Set the data down again so that every line matches exactly.
--*--
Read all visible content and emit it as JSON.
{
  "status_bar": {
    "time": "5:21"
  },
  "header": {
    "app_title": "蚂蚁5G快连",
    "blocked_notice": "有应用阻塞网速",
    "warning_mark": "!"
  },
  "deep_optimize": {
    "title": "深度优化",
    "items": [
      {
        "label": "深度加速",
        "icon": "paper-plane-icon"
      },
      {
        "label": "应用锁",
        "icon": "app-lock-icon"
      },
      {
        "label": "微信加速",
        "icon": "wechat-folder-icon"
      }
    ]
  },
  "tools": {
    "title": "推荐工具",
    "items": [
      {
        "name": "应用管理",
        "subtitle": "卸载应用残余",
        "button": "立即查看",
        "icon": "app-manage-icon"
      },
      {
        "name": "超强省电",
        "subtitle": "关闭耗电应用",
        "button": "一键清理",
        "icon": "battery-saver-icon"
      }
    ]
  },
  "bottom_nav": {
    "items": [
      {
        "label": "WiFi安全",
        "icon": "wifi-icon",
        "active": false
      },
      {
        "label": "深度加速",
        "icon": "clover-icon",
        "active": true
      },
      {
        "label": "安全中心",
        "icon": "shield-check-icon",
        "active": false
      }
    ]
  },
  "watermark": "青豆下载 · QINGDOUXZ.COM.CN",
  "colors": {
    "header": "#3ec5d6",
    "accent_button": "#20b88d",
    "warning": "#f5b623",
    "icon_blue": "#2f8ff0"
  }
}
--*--
Finished exercise>
Read all visible content and emit it as JSON.
{
  "status_bar": {
    "time": "5:21"
  },
  "header": {
    "app_title": "蚂蚁5G快连",
    "blocked_notice": "有应用阻塞网速",
    "warning_mark": "!"
  },
  "deep_optimize": {
    "title": "深度优化",
    "items": [
      {
        "label": "深度加速",
        "icon": "paper-plane-icon"
      },
      {
        "label": "应用锁",
        "icon": "app-lock-icon"
      },
      {
        "label": "微信加速",
        "icon": "wechat-folder-icon"
      }
    ]
  },
  "tools": {
    "title": "推荐工具",
    "items": [
      {
        "name": "应用管理",
        "subtitle": "卸载应用残余",
        "button": "立即查看",
        "icon": "app-manage-icon"
      },
      {
        "name": "超强省电",
        "subtitle": "关闭耗电应用",
        "button": "一键清理",
        "icon": "battery-saver-icon"
      }
    ]
  },
  "bottom_nav": {
    "items": [
      {
        "label": "WiFi安全",
        "icon": "wifi-icon",
        "active": false
      },
      {
        "label": "深度加速",
        "icon": "clover-icon",
        "active": true
      },
      {
        "label": "安全中心",
        "icon": "shield-check-icon",
        "active": false
      }
    ]
  },
  "watermark": "青豆下载 · QINGDOUXZ.COM.CN",
  "colors": {
    "header": "#3ec5d6",
    "accent_button": "#20b88d",
    "warning": "#f5b623",
    "icon_blue": "#2f8ff0"
  }
}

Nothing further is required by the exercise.